● **Directions for this task**
Pull out every line below containing the word "image".

● **Data supplied**
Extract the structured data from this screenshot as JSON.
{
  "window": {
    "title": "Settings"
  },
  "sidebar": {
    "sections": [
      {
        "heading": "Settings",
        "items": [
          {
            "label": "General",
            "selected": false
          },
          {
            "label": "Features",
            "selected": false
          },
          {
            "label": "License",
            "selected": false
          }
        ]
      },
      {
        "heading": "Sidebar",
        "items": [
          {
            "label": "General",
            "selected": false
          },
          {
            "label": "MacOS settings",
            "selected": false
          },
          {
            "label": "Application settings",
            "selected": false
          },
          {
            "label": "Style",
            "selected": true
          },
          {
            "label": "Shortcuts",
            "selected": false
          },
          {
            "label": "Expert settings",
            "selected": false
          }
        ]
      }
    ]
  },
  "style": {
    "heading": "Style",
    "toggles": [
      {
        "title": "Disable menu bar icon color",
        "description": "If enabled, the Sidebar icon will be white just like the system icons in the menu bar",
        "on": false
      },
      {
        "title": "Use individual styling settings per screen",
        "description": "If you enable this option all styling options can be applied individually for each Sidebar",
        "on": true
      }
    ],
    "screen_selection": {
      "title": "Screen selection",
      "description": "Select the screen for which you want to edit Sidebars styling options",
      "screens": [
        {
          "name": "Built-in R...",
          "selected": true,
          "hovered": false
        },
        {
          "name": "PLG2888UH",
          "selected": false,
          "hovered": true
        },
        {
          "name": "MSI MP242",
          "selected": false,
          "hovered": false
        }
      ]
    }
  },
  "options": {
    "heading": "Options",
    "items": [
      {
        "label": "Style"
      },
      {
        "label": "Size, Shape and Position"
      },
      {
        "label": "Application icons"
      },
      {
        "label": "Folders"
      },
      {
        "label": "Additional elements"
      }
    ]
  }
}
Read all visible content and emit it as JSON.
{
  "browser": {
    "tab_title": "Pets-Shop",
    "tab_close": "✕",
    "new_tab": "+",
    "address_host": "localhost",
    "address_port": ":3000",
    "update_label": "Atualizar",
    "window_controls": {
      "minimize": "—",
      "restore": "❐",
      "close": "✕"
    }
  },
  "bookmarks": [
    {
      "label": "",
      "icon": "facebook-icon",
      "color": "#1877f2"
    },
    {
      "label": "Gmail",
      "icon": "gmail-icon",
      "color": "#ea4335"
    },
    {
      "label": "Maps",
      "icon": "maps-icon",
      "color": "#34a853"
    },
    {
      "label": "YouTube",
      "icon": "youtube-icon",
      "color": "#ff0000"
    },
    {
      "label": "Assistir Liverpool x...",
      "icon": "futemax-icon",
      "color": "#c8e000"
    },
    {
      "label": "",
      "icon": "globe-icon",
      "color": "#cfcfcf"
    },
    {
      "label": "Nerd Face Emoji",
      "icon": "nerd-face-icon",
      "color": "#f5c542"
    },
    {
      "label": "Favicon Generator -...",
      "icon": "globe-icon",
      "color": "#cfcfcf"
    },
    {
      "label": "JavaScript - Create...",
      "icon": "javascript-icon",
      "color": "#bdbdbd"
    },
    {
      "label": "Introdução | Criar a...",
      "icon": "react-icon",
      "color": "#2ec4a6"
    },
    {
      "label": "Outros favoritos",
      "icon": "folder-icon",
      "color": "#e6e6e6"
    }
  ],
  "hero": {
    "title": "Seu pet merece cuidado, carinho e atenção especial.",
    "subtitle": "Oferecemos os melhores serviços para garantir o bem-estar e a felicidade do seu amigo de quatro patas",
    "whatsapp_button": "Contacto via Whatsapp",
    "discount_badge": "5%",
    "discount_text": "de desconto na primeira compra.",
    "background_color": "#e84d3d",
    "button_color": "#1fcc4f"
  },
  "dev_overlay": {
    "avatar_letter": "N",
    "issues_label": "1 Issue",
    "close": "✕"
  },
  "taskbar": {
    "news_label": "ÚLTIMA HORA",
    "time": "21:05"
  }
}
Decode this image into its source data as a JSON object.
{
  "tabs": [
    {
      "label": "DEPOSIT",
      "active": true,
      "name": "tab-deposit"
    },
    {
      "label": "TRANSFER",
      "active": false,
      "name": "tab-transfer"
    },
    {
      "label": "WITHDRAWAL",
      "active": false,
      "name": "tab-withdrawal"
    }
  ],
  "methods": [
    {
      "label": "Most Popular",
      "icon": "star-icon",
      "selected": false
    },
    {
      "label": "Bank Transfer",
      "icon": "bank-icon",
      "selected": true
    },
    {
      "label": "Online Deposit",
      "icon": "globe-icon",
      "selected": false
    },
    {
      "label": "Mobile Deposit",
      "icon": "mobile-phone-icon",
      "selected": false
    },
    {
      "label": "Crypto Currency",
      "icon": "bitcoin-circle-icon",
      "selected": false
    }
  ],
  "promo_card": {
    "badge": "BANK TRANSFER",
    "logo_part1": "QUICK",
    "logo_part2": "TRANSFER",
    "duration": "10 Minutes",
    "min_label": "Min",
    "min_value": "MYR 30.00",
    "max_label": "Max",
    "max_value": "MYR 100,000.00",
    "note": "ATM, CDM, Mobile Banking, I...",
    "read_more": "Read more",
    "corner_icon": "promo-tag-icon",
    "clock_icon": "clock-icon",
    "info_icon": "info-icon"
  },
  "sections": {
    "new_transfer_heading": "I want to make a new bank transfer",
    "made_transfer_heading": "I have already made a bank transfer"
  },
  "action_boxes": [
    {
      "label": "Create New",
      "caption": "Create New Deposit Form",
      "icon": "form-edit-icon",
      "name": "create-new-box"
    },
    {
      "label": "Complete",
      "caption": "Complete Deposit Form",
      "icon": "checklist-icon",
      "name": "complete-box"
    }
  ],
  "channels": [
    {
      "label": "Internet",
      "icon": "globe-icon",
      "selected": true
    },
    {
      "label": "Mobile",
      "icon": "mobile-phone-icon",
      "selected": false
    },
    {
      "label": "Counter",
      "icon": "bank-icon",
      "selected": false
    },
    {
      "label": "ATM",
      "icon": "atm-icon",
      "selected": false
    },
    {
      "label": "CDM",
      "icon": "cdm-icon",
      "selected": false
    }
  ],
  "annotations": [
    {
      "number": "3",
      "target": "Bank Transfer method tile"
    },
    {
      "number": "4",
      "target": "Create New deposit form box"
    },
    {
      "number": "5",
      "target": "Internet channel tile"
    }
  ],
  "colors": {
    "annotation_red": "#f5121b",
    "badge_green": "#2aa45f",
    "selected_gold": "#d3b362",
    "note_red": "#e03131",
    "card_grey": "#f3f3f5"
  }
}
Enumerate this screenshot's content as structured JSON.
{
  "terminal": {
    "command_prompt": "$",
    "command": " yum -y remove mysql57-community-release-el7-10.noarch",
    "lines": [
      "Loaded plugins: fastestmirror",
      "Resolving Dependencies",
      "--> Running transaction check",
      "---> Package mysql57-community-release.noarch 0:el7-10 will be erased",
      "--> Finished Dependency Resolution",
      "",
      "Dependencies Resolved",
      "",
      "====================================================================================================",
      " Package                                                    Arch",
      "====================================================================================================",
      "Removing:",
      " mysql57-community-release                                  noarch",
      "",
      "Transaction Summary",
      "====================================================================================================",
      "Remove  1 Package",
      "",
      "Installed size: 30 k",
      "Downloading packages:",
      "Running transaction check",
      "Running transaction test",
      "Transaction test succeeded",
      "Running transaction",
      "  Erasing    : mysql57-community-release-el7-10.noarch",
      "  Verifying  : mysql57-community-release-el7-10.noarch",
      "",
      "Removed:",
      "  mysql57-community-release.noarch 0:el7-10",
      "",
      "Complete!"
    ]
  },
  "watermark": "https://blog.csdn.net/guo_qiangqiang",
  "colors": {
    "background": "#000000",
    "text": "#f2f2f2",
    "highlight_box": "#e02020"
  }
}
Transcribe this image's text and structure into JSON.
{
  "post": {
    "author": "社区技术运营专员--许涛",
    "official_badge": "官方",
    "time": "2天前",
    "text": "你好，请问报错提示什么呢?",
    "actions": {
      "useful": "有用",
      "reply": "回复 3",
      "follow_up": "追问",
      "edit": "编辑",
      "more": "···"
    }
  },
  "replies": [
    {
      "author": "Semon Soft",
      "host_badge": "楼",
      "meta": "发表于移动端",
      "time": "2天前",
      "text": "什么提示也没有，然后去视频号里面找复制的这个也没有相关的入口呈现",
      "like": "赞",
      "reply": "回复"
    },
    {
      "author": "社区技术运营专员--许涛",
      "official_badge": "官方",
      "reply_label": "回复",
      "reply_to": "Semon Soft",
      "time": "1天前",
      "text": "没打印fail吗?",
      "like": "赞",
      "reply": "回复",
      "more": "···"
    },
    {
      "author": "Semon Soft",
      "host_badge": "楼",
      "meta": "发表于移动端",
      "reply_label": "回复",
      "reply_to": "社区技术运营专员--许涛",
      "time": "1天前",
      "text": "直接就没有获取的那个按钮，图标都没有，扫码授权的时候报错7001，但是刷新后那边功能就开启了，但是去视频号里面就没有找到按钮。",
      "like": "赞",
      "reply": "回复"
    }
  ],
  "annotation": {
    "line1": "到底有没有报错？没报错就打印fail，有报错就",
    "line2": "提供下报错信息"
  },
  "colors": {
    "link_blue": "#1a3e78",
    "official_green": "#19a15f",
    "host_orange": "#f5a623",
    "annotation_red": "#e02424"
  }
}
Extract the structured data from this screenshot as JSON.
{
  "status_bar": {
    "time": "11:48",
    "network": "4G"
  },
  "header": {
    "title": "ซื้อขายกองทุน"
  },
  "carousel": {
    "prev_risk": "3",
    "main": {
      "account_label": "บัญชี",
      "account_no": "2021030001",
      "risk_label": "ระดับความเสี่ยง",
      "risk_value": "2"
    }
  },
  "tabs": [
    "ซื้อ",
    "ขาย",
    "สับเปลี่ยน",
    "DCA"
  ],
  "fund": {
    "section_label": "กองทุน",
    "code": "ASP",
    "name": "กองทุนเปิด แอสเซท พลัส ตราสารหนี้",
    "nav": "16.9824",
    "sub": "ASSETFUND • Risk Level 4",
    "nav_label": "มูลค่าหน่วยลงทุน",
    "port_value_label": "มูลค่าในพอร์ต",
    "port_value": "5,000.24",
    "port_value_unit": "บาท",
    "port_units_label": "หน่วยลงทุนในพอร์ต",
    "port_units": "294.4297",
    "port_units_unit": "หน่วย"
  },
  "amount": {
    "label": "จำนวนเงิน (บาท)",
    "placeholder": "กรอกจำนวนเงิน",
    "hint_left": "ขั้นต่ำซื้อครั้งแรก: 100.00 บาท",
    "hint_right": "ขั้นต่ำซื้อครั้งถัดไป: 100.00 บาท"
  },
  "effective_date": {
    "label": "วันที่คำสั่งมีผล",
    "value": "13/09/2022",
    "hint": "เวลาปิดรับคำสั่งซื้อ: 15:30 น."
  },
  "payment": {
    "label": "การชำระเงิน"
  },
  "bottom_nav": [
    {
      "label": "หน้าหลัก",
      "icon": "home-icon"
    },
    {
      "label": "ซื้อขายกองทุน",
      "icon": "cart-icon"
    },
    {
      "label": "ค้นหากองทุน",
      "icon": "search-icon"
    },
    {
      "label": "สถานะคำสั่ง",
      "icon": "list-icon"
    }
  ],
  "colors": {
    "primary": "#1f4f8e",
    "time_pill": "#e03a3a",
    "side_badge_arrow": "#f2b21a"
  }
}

● **Finished exercise**
Decode this image into its source data as a JSON object.
Transcribe this image's text and structure into JSON.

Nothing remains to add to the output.